- **What the exercise asks**
Find the lines below in which the string "kind" occurs. Copy each one.

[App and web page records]

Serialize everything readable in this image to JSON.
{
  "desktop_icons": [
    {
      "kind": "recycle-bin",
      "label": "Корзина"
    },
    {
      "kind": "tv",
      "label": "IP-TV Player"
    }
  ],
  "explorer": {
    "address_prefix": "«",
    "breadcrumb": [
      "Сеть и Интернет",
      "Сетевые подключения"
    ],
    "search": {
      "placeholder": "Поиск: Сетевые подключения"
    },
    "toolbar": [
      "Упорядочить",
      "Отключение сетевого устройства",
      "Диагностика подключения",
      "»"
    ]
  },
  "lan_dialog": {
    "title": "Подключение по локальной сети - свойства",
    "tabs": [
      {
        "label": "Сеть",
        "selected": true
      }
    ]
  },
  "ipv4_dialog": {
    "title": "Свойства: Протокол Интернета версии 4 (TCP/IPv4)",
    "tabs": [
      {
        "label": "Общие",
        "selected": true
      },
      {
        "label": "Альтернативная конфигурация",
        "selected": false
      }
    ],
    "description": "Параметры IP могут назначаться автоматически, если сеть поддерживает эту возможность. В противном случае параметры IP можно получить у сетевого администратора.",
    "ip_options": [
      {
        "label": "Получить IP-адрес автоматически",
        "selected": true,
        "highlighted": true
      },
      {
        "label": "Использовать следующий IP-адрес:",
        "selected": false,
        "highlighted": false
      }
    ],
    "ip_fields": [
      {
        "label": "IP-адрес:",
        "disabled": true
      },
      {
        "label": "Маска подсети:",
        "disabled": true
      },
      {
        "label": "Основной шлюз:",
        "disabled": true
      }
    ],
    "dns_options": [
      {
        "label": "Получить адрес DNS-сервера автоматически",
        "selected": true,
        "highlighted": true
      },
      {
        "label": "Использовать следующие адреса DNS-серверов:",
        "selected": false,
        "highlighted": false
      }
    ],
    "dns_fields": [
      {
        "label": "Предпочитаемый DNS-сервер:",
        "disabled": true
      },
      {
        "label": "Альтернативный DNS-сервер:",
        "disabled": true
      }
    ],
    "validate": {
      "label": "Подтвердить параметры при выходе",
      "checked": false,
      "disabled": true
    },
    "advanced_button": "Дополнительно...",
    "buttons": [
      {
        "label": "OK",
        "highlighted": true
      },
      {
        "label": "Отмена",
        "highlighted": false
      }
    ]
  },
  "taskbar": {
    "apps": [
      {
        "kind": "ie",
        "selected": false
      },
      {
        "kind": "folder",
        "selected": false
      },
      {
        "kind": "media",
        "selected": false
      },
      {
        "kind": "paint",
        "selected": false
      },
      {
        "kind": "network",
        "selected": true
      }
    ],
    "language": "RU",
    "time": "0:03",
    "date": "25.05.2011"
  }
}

- **Task response**
      "kind": "recycle-bin",
      "kind": "tv",
        "kind": "ie",
        "kind": "folder",
        "kind": "media",
        "kind": "paint",
        "kind": "network",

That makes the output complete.